Actually, though, what appears to be happening is the blowing of bubbles. A bubble is blown, but can only expand so far before confidence fails and the bubble deflates. Then another, in this case larger, bubble is blown. If the bubble is able to deflate without society collapsing, perhaps it will be possible to blow another. Or perhaps we will be wise enough to act in ways that prevent the bubble from being blown in the first place.

At the World Complex we are of the opinion that bubbles are bad--but we recognize they can be a lot of fun. Sort of like going on a bender. The US has been on a bender since 1980. Soon the weekend will be over and it will have to be back at work. Although the new boss may be of the Asian persuasion.

For the bubble to deflate, the debt must disappear, or the gold price must rise. Assuming no change in debt levels, the gold price would have to rise about ten-fold for the confidence ratio to fall to historical values. Unfortunately, a considerable rise in US debt appears to be baked into the cake at this point, so we would foresee gold to eventually reach breathtaking prices.

The 2-d reconstructed phase space of the confidence ratio appears below:

On this chart we don't dare suggest anything other than a fall towards the origin of the graph. If the ratio falls to 10, then gold has to rise to about $6,000 per ounce at today's level of debt. If the ratio falls to 5 (the last low in 1980), then gold would have to be about $12,000 per ounce (again, only at the present debt level). The numbers could be quite astronomical once the deficits in Medicare and Social Security start being realized.

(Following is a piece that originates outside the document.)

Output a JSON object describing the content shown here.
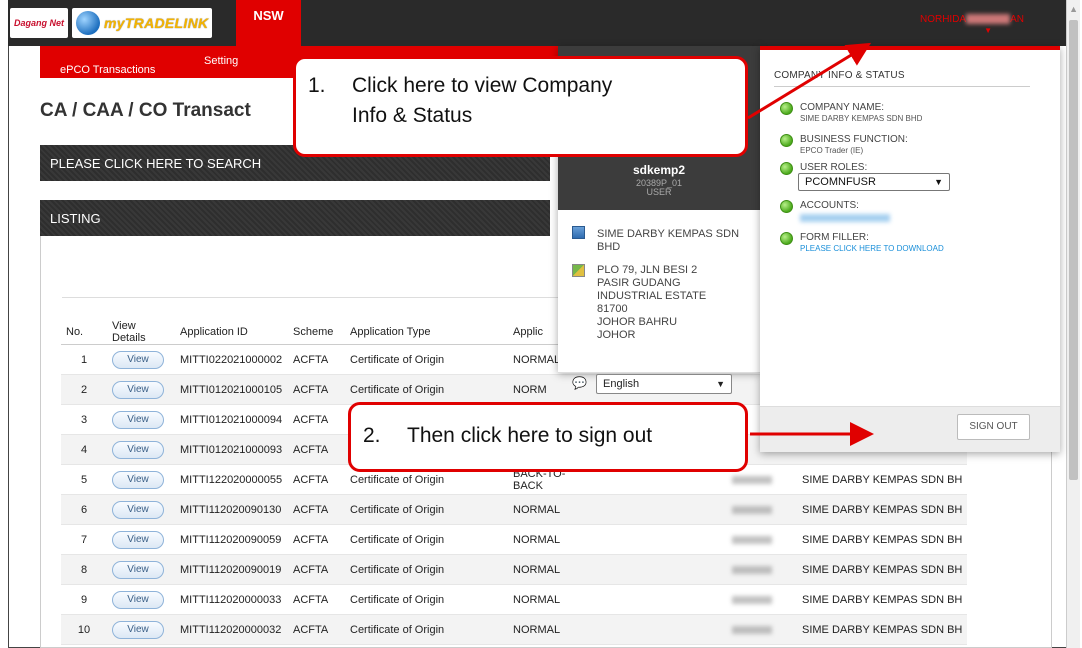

  1. Dear Mickeyman:

    I enjoyed your use of phase space in economic analysis. For more of that approach, I encourage you to look at my work on the Phase Method in analyzing economic cycles at www.investmentmeasures.com. Sorry for the self promotion but I think the work is good and also you may find it interesting. Dare you to look at it!

    The best to you,

    Christopher Cagan

  2. I would love to see a follow-up post applying the same confidence ratio to some other countries like England, France, Japan, Russia, Germany. Does the confidence ratio appear to have explanatory value for other countries?

  3. Do you use the market value of debt or the face value?

  4. Actually I used face value. But I could see with many countries it might be wiser to use market value, if it can be established.